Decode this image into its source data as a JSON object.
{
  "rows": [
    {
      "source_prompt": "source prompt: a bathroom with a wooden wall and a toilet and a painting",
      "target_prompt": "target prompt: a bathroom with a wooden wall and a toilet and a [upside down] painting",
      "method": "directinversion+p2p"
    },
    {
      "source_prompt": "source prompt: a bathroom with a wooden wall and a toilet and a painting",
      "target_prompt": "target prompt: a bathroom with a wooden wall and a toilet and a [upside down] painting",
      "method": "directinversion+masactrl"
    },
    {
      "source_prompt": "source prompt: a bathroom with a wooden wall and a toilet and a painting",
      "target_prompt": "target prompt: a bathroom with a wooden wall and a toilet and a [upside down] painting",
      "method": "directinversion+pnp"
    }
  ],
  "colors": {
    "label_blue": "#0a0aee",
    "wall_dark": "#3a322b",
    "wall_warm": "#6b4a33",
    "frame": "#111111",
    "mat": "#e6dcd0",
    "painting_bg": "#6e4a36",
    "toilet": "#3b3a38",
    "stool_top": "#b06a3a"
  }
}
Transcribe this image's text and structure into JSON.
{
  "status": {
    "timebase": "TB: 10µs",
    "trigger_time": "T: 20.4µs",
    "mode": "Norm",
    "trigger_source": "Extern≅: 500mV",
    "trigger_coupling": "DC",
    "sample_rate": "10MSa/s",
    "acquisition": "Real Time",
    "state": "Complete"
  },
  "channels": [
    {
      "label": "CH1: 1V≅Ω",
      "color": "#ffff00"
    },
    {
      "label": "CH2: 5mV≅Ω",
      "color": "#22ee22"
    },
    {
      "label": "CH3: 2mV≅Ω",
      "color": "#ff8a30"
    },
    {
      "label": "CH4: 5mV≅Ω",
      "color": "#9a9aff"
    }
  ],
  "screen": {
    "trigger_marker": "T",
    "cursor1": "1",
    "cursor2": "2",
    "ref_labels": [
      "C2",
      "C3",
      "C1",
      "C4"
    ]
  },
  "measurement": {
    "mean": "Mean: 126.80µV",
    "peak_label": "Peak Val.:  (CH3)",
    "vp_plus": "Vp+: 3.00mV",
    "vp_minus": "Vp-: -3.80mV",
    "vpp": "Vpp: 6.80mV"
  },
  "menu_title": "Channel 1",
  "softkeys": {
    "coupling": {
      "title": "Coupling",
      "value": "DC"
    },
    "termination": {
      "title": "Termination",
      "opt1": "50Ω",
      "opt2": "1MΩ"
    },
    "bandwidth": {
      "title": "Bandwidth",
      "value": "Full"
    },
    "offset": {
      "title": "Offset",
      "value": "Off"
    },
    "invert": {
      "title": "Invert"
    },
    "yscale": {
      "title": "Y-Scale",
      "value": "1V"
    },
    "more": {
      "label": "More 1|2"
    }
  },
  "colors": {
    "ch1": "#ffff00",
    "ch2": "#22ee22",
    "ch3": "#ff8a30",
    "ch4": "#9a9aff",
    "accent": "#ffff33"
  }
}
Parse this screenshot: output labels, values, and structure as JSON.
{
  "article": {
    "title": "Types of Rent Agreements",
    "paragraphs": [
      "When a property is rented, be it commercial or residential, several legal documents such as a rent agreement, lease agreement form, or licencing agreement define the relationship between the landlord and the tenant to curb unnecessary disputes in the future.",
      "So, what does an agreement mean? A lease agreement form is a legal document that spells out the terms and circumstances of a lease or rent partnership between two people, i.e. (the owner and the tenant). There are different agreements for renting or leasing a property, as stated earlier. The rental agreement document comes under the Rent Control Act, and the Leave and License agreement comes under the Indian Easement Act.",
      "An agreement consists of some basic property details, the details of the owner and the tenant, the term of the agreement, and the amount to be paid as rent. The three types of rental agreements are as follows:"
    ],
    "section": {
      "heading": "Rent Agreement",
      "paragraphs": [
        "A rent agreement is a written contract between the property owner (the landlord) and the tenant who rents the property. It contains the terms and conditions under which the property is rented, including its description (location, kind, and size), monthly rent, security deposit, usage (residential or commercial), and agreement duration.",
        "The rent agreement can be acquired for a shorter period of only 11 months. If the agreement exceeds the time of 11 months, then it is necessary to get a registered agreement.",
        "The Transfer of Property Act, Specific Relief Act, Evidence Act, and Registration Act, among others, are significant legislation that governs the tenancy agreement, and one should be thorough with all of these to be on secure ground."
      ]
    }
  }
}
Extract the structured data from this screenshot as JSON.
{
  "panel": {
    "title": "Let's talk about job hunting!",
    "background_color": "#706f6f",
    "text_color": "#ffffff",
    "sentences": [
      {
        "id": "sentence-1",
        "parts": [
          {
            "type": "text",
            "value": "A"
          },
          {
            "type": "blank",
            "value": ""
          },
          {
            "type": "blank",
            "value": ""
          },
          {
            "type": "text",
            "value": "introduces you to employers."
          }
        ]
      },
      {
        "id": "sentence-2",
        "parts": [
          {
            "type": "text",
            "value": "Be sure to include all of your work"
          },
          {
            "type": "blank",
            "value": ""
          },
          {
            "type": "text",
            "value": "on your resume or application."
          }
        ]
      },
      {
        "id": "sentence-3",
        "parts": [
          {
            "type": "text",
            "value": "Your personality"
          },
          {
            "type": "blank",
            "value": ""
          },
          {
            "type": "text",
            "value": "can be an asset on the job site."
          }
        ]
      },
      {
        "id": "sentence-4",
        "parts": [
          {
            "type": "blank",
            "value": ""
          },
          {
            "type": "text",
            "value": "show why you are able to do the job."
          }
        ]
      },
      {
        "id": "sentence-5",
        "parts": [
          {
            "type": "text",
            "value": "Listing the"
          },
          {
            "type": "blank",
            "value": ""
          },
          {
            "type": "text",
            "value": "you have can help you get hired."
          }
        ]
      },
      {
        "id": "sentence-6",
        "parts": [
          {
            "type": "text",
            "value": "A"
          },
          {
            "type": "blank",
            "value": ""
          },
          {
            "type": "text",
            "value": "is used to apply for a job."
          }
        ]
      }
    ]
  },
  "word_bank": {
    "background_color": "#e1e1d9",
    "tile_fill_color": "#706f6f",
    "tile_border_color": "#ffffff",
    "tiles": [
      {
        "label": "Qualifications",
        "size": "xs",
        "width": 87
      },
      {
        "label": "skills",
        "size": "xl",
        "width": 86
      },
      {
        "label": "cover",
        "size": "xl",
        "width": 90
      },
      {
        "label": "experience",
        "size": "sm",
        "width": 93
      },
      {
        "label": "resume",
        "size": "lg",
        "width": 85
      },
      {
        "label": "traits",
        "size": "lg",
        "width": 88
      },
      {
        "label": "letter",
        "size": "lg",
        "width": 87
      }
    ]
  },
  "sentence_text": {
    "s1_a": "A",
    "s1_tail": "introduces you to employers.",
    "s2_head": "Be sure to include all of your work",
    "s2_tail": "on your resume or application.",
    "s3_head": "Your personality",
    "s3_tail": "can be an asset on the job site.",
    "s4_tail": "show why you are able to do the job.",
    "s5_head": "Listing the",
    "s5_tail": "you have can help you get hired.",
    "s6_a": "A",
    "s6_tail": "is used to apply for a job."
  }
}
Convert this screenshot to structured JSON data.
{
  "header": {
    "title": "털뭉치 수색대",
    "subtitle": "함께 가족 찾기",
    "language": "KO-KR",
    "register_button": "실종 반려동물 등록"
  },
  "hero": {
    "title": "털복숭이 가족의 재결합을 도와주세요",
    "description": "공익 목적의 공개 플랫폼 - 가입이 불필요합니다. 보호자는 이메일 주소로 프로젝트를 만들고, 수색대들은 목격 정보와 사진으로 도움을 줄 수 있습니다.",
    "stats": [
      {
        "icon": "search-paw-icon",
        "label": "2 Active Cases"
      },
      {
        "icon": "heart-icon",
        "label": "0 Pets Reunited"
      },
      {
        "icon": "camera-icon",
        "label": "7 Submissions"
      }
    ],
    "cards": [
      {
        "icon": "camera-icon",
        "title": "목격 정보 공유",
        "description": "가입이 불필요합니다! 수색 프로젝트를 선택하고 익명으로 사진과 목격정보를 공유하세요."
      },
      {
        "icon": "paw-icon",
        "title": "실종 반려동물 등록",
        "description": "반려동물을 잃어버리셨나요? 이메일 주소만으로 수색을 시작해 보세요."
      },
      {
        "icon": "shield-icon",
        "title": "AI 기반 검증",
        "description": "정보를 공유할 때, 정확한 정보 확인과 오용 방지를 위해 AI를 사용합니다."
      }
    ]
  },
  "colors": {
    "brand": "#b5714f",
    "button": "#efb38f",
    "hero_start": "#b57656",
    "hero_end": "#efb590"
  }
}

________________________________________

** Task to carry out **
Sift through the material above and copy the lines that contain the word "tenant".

** Exercise output **
      "When a property is rented, be it commercial or residential, several legal documents such as a rent agreement, lease agreement form, or licencing agreement define the relationship between the landlord and the tenant to curb unnecessary disputes in the future.",
      "So, what does an agreement mean? A lease agreement form is a legal document that spells out the terms and circumstances of a lease or rent partnership between two people, i.e. (the owner and the tenant). There are different agreements for renting or leasing a property, as stated earlier. The rental agreement document comes under the Rent Control Act, and the Leave and License agreement comes under the Indian Easement Act.",
      "An agreement consists of some basic property details, the details of the owner and the tenant, the term of the agreement, and the amount to be paid as rent. The three types of rental agreements are as follows:"
        "A rent agreement is a written contract between the property owner (the landlord) and the tenant who rents the property. It contains the terms and conditions under which the property is rented, including its description (location, kind, and size), monthly rent, security deposit, usage (residential or commercial), and agreement duration.",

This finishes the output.